Dec 122013

Maxine GibsonThis week’s minorities in cartoons entry is Maxine “Max” Gibson, a character on the TV series “Batman Beyond.”

Max is the best friend of Terry McGinnis, the newest person to become Batman (replacing the then-long-retired, elderly Bruce Wayne in the series’ futuristic setting). Like Terry, Max lives in Gotham City and attends the same high school. Unlike Terry’s parents, Max’s parents are separated, with Max spending a lot of time alone. Still, Max is one of her school’s top students, with a genius-level intellect and excellent computer programming skills, as well as street smarts.

Max deduces early on that Terry’s the new Batman. Similar to Barbara Gordon‘s role as Oracle, Max assists Terry in technological aspects, as well as moral support as a friend. However, Terry’s “boss” Bruce Wayne initially distrusts her, given his trademark distrust of others, as well as Bruce’s increased levels of solitude in his senior years.

Unlike some other TV shows with male/female friends forcibly “promoted” to becoming a couple, Max and Terry remain just friends, with no romantic “tension” or whatnot. (Terry does have a girlfriend through the series’ run…)

For whatever reason, Max doesn’t appear in the direct-to-video movie “Return of the Joker” or the episode of “Justice League Unlimited” (“Epilogue”) that provides a final wrap-up of the “Batman Beyond” setting. Max has appeared in some of the “Batman Beyond” comics, however.
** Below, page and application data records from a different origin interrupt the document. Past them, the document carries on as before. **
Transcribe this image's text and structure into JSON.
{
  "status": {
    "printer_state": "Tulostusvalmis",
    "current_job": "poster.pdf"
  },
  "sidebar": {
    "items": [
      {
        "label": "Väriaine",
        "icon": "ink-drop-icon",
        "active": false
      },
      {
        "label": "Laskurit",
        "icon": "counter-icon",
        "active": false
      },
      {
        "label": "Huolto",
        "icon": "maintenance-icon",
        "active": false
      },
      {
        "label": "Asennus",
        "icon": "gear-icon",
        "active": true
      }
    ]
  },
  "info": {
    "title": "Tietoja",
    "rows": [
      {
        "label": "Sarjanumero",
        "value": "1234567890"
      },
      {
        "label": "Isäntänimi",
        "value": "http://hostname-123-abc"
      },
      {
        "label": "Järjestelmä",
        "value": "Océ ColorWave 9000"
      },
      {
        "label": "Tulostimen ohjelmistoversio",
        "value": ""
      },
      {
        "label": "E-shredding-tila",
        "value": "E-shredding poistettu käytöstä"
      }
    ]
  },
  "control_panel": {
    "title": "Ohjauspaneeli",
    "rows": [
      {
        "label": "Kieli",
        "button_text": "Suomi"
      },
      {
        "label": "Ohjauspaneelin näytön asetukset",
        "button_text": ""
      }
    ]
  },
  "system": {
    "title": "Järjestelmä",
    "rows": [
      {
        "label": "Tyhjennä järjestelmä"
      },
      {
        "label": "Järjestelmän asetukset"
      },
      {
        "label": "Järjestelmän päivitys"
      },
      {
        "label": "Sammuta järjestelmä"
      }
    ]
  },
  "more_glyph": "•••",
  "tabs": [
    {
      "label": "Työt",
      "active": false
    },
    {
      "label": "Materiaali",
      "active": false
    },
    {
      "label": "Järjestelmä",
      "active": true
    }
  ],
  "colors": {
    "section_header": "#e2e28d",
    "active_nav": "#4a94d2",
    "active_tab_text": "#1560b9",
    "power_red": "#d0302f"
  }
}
During “Batman Beyond”‘s run on Kids WB, Max did make at least one appearance in their then-infamous stock-footage-recycling promotional bumpers, though for a positive reason: Max, along with Agent J from the “Men in Black” animated series, promoted Black History Month.

Max is voiced by Cree Summer.

Dec 052013

WayneheadThis week’s minorities in cartoons entry is the 1996 series “Waynehead.” The series ran for one season (1996-1997) on Kids’ WB.

The series featured the adventures of Damien “Damey” Wayne, a young boy with a club foot, who lives with his family in an inner-city neighborhood. Similar to “Fat Albert,” Damey had a group of friends with who he had various misadventures. The series was partly based on creator Damon Wayans’ childhood in the Chelsea neighborhood of New York City.

Voices on the series included: Gary Coleman; Marlon, Kim and Shawn Wayans; Jamil Walker Smith; Tico Wells; John Witherspoon; Frank Welker; and T’Keyah Crystal Keymah (the voice of Bumblebee on “Teen Titans”).

The series saw some promotion by the network, but was ultimately canceled due to low ratings. “Waynehead” appeared in reruns for a few years on Cartoon Network, before vanishing from the airwaves entirely. To date, it’s yet to see a home video release, and doesn’t seem to be available anywhere on streaming video (Netflix, Amazon, etc.). The only place to see episodes of “Waynehead” are via individuals’ uploads of the show to YouTube.

In spite of its short run, the show did get referenced at least once elsewhere. The “Pinky and the Brain” episode “Dangerous Brains” sees the lab mice’s latest scheme involve Brain working as a teacher in a run-down, chaotic high school classroom. Meanwhile, Pinky poses as one of Brain’s students, “Pinkhead.” They even parody the “Waynehead” theme song!

Here’s “Waynehead”‘s opening credits: